*** Extracted entries Section Begins ***

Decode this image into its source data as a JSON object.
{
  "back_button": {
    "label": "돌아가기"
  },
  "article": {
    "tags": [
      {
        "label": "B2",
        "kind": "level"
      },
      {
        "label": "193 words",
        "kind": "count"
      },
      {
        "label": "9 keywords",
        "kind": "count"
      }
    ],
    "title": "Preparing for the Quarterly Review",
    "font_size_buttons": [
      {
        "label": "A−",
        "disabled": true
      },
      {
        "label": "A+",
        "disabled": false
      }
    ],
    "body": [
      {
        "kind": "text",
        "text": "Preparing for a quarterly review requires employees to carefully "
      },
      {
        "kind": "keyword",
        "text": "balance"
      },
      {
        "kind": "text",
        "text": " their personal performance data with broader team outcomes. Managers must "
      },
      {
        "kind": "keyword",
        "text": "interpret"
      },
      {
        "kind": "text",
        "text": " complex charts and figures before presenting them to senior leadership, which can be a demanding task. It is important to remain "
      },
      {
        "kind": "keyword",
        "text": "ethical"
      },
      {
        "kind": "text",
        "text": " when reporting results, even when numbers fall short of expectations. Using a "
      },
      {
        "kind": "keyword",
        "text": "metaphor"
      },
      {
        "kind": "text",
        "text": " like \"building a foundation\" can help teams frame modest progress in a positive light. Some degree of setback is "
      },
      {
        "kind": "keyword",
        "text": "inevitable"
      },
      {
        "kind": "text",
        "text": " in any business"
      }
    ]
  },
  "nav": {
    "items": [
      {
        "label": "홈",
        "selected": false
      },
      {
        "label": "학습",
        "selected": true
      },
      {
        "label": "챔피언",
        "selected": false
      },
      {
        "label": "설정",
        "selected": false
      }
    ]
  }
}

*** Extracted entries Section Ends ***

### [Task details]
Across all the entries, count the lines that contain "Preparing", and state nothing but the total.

### [Result of the exercise]
2